That's why I love working with Eyeye so much - their business is genuinely driven by their values as passionate (and narky;-) human beings, and so making these values visible to specific tribes who care about the same things was a dream brief.

Q Big businesses recognise that value based branding is powerful - and they invest heavily in it. What can cash-strapped small non-profits do?

A From what started out as a tokenist nod to 'Corporate Social Responsibility', 'Big Business' was pretty quick to catch on that 'ethical' 'do-the-right-thing' values-based branding can also bring in the big bucks. 

I remember this shift starting years ago, when brands like Nike started shifting huge chunks of their advertising budgets to invest in 'experiences' such as community football teams etc. It's what an increasing number of consumers now simply expect from our brands. 
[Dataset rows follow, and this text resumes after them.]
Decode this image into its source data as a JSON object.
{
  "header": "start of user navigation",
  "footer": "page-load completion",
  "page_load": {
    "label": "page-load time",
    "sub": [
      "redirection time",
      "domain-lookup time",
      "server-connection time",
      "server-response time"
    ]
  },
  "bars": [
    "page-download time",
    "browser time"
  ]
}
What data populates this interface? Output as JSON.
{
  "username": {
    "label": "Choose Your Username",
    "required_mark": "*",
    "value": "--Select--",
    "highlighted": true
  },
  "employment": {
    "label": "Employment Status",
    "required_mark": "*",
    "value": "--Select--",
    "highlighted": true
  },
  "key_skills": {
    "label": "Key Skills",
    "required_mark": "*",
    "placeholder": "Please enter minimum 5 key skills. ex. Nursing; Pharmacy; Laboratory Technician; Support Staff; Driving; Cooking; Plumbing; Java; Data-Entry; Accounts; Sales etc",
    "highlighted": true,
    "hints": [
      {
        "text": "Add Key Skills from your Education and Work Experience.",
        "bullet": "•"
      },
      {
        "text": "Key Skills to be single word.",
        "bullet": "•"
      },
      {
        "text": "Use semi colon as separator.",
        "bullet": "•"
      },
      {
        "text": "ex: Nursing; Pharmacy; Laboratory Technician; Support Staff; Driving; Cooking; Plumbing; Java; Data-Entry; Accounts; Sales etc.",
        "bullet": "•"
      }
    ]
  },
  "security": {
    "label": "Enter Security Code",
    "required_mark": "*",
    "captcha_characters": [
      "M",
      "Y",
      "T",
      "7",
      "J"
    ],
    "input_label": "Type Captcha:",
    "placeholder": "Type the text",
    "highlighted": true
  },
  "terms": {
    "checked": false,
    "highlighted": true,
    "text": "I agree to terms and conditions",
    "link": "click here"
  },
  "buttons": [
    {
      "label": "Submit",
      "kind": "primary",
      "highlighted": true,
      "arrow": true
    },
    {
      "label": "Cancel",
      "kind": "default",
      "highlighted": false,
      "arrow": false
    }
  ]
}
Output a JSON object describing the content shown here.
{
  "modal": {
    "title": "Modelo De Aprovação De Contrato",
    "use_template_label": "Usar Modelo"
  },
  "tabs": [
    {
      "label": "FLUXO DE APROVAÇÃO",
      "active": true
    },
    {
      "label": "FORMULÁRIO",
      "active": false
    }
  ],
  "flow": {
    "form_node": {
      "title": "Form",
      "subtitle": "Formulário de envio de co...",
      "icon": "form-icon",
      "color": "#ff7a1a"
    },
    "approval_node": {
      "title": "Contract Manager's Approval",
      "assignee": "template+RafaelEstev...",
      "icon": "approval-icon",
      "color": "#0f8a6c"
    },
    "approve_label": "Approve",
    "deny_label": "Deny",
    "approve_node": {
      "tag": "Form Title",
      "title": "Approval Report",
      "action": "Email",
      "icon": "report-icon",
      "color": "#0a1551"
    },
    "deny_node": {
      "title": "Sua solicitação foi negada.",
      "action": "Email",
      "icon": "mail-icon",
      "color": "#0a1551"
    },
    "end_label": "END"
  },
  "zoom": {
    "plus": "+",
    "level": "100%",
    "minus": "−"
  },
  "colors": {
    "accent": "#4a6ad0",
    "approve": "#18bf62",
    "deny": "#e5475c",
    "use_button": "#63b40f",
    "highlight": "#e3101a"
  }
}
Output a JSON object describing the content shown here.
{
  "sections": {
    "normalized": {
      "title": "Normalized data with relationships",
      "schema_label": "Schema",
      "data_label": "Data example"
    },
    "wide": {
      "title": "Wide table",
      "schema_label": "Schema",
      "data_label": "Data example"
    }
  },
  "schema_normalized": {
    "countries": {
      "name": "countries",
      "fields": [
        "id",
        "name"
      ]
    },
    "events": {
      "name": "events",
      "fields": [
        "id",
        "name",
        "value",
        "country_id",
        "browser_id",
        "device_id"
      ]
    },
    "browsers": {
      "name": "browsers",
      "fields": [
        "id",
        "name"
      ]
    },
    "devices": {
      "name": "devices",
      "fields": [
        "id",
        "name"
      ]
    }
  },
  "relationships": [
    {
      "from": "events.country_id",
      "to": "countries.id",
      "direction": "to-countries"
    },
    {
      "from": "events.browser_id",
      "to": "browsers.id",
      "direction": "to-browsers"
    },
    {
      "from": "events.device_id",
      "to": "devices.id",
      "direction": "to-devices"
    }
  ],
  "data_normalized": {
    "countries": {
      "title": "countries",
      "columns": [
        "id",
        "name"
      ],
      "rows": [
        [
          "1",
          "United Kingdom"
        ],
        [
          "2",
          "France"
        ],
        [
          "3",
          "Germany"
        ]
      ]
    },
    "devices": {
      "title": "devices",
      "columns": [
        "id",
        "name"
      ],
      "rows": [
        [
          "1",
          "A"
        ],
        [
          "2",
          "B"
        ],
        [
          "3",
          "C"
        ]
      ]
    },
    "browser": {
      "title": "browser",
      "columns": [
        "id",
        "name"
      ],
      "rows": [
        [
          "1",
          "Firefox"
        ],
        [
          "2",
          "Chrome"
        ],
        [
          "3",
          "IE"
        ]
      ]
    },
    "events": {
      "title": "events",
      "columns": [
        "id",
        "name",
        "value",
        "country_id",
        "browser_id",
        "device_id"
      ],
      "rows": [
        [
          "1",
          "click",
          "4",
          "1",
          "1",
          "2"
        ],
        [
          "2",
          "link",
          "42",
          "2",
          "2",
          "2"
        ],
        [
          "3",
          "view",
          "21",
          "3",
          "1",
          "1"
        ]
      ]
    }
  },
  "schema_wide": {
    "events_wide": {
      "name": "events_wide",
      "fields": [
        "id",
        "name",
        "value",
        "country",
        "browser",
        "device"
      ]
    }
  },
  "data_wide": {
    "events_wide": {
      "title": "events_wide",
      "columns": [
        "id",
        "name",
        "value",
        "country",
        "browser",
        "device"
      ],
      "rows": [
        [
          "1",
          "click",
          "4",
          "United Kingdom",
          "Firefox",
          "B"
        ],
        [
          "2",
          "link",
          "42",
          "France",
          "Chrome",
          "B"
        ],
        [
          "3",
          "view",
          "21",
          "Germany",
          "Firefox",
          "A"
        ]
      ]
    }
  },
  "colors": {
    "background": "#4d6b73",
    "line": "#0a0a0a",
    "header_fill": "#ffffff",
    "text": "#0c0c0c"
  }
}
This means many corporates are muscling into our not-for-profit space. Not only is there a lot that we can learn from them, but we have a huge secret advantage that big business will rarely have in the ethical marketing space - we actually mean it - and we do good with ALL our profits.

The only upside to our current hugely disturbing political and cultural sh*tstorm, is the shift towards a need for authenticity and 'truth', so there has never been a better time to think about your brand as a social movement and to put your values unashamedly at the heart of your marketing strategy. 

During the café workshop, we'll explore some of the principles of building a social movement and values-based marketing, and how you can leverage your values to help sustain your organisation, so that as a sector, we can all do more, with more.

Q&A with Karl, a branding beginner, on his perspective on building a brand based on ethics for his independent opticians.

Q Small, start-up independent business do not usually have a lot of cash to spare when they launch. You already had a website and a social media presence: why did you feel you needed to do more, and what did you hope you’d achieve by working with Justine on your branding?

I didn’t have any cash. Like lots of organisations I knew I needed a website and knew I needed to do social media, but not necessarily what I was going to do with them. Before Justine I was working hard, but perhaps not very smartly. I hoped working with Justine would help me make better use of my time and also, calm me down, so I didn’t feel so panicked and overwhelmed trying to do the day job, manage cash flow, staff and marketing. I also think I was in danger of doing the marketing I felt comfortable doing, as oppose to the marketing that will have the effect we wanted.

Q What difference do you think your work on branding has already made for Eyeye? How do you feel about your decision now?

Well, I feel calmer about it. People compliment our “brand” and I sort of blink a second and think, oh yes, we have a brand. Most importantly I feel the branding reflects my/our values. Justine saying it was good to be up front about our value was quite a big thing, I wasn’t sure we could do that. She has also provided structure so we know who we want to talk to, how we want to get to them, what to say to them and when.

Q You have now got lots of ideas for ways that Eyeye, a small independent business, can use values-based branding to help it grow and attracting customers with similar values. Do you think that small, not for profit organisations could also use values based branding to build an audience of people who share their values too? What would you recommend they could do to make a start?

Oh yes, it is perfect. I’ve worked in public private and 3rd sector organisations and if the people care about what they do and who they do it for – as they obviously do – it’s perfect for them. So, instead of marketing being a burden, it is something that helps re-enforce what you do and why, and helps you communicate that to everyone. Selling ethics, trust and values is very exciting. You could say The Only Way Is Ethics.

On 21st June, 9.30 - 11.30 am, Justine and Karl are running a workshop together to share their experience in creating an ethical brand at Eyeye Optician. This will be of interest to any independent business, or not for profit, that wants to harness the 'magic' of branding to build their own tribe(s). Tickets can be booked here.